Apparently, millions of Twilight-obsessed tweens and teens were right about one thing: Robert Pattinson does indeed have an indecent level of movie charm. In Remember Me, a sweetly sodden love story with a twist, he plays Tyler Hawkins, one of those sensitive good-bad boys that have been driving women insane since the invention of the sneer. Tyler is a lot livelier than Edward the brooding vampire; he is James Dean crossed with Holden Caulfield. Can you contain yourself?
The movie follows a familiar formula: boy makes wager he can snag girl for nefarious purposes, then falls in love with her while the clock ticks down to the revelation of his lousy deed and his inevitable redemption. But rather than taking the traditional romantic comedy route, Remember Me is all about the melodrama. Instead of having the usual Manhattan magazine or fashion jobs, Tyler and his girl Ally (Lost's Emilie de Ravin) are college kids mired in misfortune. They are just 21 but have been through the wringer.
Tyler's older brother Michael, a sensitive musician, committed suicide on his own 22nd birthday; in Tyler's mind, it was all the fault of his father Charles (Pierce Brosnan) for pressuring Michael into joining his white shoe law firm. It seems unlikely that the drudgery of paralegal work actually pushed Michael over the edge, but we have plenty more evidence that Charles is an awful father. His refusal to pay any attention to Tyler's little sister Caroline (Ruby Jerins) seems pathological, especially since she is, like Tyler, straight out of Salinger: wise beyond her years, talented and soulful. Thankfully, the Hawkins' parents are divorced and Caroline lives in a warm, privileged bohemian household with their mother (Lena Olin) and stepfather. She can also rely on Tyler to pick her up from school.

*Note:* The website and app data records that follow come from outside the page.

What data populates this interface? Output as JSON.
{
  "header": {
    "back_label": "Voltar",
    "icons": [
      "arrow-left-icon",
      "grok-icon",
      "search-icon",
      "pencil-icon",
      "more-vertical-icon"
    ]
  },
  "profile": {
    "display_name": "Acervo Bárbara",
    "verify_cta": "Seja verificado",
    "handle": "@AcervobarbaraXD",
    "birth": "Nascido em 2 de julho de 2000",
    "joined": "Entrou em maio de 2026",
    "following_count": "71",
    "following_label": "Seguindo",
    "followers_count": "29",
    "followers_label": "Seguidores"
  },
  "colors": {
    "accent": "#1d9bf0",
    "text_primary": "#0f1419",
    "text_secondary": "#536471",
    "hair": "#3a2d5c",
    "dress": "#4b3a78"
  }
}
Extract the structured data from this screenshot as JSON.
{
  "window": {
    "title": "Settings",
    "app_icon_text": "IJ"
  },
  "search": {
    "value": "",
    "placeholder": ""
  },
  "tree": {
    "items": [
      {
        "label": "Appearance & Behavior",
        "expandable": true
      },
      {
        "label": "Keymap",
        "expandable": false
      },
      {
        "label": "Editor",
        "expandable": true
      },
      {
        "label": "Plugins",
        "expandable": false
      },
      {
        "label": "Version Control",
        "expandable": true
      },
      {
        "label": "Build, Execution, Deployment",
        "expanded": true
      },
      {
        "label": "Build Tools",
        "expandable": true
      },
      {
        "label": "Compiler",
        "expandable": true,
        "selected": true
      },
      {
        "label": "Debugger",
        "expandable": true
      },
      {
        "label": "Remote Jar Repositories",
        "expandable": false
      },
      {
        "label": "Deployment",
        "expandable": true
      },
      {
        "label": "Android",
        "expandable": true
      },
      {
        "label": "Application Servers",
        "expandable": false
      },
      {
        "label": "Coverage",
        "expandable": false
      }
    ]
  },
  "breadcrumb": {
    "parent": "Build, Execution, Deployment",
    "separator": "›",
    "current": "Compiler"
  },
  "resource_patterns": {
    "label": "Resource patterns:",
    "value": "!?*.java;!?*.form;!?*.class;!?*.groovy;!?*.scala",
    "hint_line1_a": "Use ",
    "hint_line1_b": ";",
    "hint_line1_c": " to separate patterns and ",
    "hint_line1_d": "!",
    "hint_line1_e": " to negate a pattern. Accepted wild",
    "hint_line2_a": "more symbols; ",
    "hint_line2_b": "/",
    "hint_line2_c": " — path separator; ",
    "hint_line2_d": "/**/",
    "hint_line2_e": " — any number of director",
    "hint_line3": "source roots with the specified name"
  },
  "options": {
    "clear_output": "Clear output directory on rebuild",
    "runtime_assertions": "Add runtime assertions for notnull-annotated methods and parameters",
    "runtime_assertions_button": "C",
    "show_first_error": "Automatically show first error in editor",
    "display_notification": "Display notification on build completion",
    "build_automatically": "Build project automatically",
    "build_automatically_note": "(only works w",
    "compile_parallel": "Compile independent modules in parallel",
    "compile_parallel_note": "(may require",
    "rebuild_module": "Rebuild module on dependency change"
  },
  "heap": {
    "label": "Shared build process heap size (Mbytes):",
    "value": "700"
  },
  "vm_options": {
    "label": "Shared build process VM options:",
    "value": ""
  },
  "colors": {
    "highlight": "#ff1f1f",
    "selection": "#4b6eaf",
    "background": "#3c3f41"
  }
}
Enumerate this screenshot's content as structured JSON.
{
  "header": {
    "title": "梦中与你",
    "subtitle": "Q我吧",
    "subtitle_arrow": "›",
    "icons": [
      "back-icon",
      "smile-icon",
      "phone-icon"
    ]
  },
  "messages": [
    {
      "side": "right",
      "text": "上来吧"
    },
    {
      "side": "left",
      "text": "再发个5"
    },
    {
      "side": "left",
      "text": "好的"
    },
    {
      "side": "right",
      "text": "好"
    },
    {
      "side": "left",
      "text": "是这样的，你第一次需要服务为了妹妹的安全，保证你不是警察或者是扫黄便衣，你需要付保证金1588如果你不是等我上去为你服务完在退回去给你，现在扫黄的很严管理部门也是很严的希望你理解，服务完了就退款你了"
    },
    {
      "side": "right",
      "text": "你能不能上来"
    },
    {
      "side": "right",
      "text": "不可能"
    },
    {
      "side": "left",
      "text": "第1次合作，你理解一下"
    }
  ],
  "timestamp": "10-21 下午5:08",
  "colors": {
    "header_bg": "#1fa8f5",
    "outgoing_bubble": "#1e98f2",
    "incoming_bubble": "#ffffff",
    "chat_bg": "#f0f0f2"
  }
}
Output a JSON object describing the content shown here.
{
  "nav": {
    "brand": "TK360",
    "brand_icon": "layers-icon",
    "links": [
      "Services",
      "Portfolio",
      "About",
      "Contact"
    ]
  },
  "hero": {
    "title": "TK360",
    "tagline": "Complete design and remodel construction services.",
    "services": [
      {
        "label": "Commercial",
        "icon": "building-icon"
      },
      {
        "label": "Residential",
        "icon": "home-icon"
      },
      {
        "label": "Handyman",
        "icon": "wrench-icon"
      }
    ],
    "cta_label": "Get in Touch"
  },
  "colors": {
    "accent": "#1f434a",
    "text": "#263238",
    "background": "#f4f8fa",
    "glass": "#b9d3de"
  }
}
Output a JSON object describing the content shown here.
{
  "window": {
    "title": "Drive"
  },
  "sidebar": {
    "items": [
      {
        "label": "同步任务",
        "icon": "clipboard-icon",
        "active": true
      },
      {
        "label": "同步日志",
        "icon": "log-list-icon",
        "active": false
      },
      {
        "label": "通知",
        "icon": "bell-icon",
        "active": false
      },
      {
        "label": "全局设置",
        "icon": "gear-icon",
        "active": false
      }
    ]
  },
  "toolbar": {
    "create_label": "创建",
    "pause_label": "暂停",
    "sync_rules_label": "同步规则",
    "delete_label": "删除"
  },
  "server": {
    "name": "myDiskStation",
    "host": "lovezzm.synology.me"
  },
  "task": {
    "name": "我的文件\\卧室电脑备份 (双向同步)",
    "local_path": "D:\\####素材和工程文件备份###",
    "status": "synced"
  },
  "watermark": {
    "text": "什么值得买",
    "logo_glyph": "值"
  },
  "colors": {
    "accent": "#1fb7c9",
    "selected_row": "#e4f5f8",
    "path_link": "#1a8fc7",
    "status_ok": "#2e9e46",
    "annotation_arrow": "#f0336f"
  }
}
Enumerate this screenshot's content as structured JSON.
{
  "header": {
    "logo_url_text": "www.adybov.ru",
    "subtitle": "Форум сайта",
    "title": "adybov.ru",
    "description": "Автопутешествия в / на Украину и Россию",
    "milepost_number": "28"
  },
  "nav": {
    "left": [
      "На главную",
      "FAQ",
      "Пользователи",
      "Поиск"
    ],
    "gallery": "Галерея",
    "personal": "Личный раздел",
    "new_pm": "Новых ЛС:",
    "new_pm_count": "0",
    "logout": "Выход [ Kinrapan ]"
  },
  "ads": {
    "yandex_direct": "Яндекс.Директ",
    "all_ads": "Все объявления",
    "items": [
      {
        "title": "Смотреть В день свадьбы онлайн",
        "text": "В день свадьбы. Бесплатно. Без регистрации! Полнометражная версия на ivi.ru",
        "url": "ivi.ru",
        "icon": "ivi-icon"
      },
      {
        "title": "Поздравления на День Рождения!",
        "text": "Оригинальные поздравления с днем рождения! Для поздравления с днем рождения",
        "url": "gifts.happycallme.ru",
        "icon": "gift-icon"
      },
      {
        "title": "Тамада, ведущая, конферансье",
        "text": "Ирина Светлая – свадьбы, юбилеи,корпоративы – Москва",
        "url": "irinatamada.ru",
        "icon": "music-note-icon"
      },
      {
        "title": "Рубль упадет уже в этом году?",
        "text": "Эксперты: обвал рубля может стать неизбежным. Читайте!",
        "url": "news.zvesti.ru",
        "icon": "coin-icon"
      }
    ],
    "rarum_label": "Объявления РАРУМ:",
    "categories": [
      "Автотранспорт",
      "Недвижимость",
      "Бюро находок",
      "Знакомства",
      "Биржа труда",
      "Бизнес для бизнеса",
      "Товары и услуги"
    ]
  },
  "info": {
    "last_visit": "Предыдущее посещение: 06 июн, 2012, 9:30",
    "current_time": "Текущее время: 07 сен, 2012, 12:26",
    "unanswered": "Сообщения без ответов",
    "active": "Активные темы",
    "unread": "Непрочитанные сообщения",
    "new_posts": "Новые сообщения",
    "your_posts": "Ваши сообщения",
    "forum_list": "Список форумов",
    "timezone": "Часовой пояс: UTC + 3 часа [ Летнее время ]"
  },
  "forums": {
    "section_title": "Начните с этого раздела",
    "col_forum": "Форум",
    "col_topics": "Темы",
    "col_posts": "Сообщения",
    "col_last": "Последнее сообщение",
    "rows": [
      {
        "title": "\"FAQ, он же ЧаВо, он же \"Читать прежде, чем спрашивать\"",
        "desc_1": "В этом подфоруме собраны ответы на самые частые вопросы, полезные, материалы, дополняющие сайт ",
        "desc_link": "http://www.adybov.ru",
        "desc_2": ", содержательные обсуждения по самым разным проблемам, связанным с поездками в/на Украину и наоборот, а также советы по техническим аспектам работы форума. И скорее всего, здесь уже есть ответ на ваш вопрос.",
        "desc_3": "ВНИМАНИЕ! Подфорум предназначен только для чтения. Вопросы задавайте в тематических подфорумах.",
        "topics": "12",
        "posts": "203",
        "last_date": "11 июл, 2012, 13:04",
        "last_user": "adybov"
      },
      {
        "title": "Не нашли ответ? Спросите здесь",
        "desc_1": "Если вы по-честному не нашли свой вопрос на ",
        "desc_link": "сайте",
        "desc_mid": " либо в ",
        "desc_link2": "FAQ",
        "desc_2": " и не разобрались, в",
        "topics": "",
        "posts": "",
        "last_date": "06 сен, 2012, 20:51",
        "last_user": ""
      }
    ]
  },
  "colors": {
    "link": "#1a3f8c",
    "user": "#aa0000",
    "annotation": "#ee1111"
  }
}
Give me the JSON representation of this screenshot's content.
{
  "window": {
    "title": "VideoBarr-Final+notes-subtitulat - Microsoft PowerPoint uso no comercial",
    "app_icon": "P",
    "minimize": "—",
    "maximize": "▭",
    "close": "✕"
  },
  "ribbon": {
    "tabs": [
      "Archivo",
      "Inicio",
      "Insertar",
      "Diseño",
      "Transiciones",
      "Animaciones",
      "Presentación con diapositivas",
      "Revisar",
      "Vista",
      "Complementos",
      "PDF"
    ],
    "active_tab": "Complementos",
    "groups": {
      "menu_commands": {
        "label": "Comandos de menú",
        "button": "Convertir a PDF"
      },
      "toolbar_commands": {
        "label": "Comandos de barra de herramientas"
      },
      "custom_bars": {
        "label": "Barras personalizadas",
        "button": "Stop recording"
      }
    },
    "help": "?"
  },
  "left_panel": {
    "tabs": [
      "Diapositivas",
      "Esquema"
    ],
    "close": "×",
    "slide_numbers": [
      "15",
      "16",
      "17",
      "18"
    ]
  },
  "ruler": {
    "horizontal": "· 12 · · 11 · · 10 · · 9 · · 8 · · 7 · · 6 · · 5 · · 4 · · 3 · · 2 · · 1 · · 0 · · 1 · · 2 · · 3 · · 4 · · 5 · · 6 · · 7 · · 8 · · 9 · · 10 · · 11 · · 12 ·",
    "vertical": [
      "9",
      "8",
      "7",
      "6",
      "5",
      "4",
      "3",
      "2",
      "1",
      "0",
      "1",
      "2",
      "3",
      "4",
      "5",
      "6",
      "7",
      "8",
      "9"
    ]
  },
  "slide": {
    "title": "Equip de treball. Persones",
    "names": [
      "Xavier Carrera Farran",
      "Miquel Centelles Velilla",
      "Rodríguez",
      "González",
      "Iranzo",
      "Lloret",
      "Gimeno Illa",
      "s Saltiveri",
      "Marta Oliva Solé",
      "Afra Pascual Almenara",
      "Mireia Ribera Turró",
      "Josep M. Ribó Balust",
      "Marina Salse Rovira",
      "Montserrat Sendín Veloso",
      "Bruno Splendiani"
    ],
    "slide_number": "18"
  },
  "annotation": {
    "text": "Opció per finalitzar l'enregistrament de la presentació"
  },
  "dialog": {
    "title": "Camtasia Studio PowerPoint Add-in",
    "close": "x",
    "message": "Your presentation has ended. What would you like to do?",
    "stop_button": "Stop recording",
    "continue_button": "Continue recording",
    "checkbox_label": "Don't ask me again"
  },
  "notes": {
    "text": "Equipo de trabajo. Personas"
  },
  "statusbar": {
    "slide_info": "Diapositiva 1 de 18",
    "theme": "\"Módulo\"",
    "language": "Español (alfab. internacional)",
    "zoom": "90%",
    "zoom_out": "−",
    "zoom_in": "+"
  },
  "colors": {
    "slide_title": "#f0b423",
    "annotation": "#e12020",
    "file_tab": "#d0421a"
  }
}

Poor Ally watched her mother murdered on a subway platform by muggers ten years ago. Remember Me opens with this scene, and despite itself it's shot in that sort of bleached, sepia light that annoyingly suggests significance it gets you. Ally's mother is played by Martha Plimpton, and though she has virtually no lines, her body language and eyes speak volumes. Plimpton is a nice physical match as well; her features link up nicely with those of de Ravin, all cleaned up here from her role on Lost and exuding a soft, sunshiny glow. The resemblance helps us appreciate the obvious psychic weight on Ally's father (Chris Cooper), a weary policeman who drives her everywhere so she doesn't have to take the subway.
He's also cynical and angry enough to break up a bar fight, let the bad guys go, and beat up the mouthy kid who demands justice. That would be Tyler. Hence the motivation for dating Ally: a revenge scenario devised by his roommate Aidan (Tate Ellington), the kind of wisecracking, sleazy oaf that always hangs around the hero in romantic comedies. Of all the tired, unrealistic means the movies use to get characters together, this ploy is the worst. I would rather be forced to swallow the notion of Tyler and Ally meeting through sheer coincidence than watch this unfold.
Yet the movie manages to avoid gagging us with a spoon largely because Pattinson and de Ravin are so lovely together. They are wounded cutie-pies and nice kids, and when they are making soft-lit love in Tyler's scummy apartment, you can almost forget your doubts over whether Tyler has ever washed his sheets or scrubbed his tub. You just want all the secrets to be revealed, the mean daddies to loosen up and everybody to go over to Lena Olin's brownstone for a nice organic dinner.
But Remember Me takes itself more seriously than that. It's concerned with human connections, with the art of grieving, with fate. Big picture stuff. Like the possibility, say, that you could be riding on a train with your boyfriend and the same guy who killed your mother might glower at you from a corner. Or worse. The final twist of Will Fetters' screenplay has already been revealed in some reviews (there are small clues in the film, but it is obvious only if you, like critics, see too many movies). It won't be here, although I see the temptation; it's challenging to accurately assess Remember Me's merits without discussing whether the end is grossly manipulative or fair use of wrenching emotional material. I'll say this: if I had a daughter of impressionable age, I'd rather have her weeping over this mildly tasteless romance than the nonsense of Twilight.